Posted November 24, 2003 6:24 a.m. EST
RALEIGH, N.C. — It's a lingering question for government and businesses. Do we need terrorism insurance? The RBC Center plans to spend nearly 100-thousand dollars in taxpayer money this year for terrorism coverage. Cullen Browder reports on a balancing act between protection and price.
Michelle Masella\2; :17-22 #Insurance Agent
#Cullen Browder\2; :32-37 #Raleigh
#Chrissy Pearson\2; :51-57 #NC Dept. of Insurance
#Oklahoma City\2; 1:03-1:08 #April 19, 1995
OUTCUE..."WRAL NEWS" T:1:35
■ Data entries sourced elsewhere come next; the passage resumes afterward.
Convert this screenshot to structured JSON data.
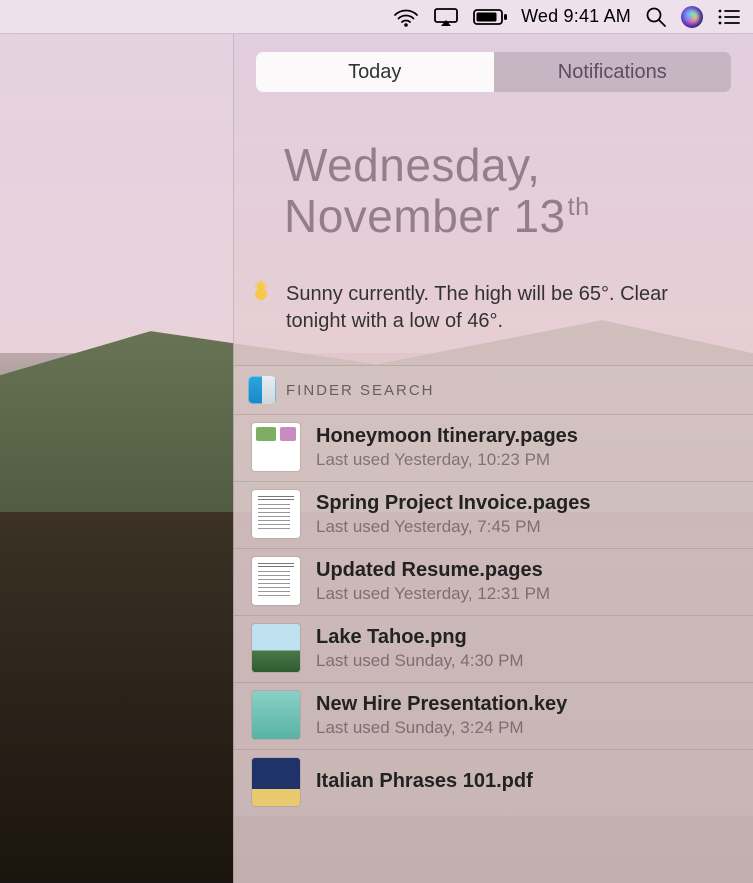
{
  "menubar": {
    "clock": "Wed 9:41 AM"
  },
  "nc": {
    "tabs": {
      "today": "Today",
      "notifications": "Notifications",
      "active": "today"
    },
    "date": {
      "line1": "Wednesday,",
      "line2_prefix": "November 13",
      "line2_suffix": "th"
    },
    "weather": {
      "text": "Sunny currently. The high will be 65°.  Clear tonight with a low of 46°."
    },
    "finder": {
      "title": "FINDER SEARCH",
      "items": [
        {
          "name": "Honeymoon Itinerary.pages",
          "sub": "Last used Yesterday, 10:23 PM",
          "thumb": "itin"
        },
        {
          "name": "Spring Project Invoice.pages",
          "sub": "Last used Yesterday, 7:45 PM",
          "thumb": "doc"
        },
        {
          "name": "Updated Resume.pages",
          "sub": "Last used Yesterday, 12:31 PM",
          "thumb": "doc"
        },
        {
          "name": "Lake Tahoe.png",
          "sub": "Last used Sunday, 4:30 PM",
          "thumb": "png"
        },
        {
          "name": "New Hire Presentation.key",
          "sub": "Last used Sunday, 3:24 PM",
          "thumb": "key"
        },
        {
          "name": "Italian Phrases 101.pdf",
          "sub": "",
          "thumb": "pdf"
        }
      ]
    }
  }
}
After the immeasurable loss of life and property on 9-11, insurance companies decided NOT to cover terrorist acts. Eventually, the federal government made them offer the coverage. Initial premiums cost a fortune. But, that's slowly changing. ""MICHELLE MASELLA/INSURANCE AGENT...THEY'RE COMING DOWN CONSIDERABLY. THEY'RE A FOURTH OF THE PRICE THEY WERE LAST YEAR."" Michelle Masella of Insurance Professionals recently wrote the policy for the RBC Center. If terrorists strike during a Hurricanes game, the arena would likely be covered for losses. ""CULLEN BROWDER/RALEIGH...RIGHT NOW, THERE'S NO REAL CONSISTENCY ON WHICH FACILITIES HAVE TERRORISM INSURANCE AND WHICH ONES DON'T. THE RBC CENTER, FOR INSTANCE, HAS IT. BUT, RIGHT NEXT DOOR, NC STATE'S CARTER FINLEY STADIUM DOES NOT."" That's because state government declined the coverage. Public buildings from the capitol in Raleigh to the Dean Dome in Chapel Hill AREN'T covered for terrorism. ""CHRISSY PEARSON/DEPT. OF INSURANCE...NUMBER ONE, IT WAS COST PROHIBIITIVE. IT WAS EXTREMELY EXPENSIVE FOR THE COVERAGE WE GOT. NUMBER TWO, THERE WERE SOME EXCLUSIONS."" One exclusion...the law states only terrorism committed by a foreign person or group is covered. An American act of terrorism like the Oklahoma City bombing would NOT qualify. Premiums also fluctuate wildly depending on what's considered a potential target. Raleigh bought terrorism insurance for the BTI Center and all other city buildings for 13 thousand dollars. Covering all the state's stadiums and historic buildings would come at a far greater price. ""MASELLA...I THINK UNTIL WE GET A HANDLE ON WHAT'S GOING ON WITH TERRORISM THAT YOU'RE GOING TO SEE INSURANCE DO THIS."" Two years removed from 9-11, that's still no easy task. Cullen Browder, WRAL News.
The Department of Insurance points out that state buildings and stadiums HAVE insurance...just not terrorism coverage.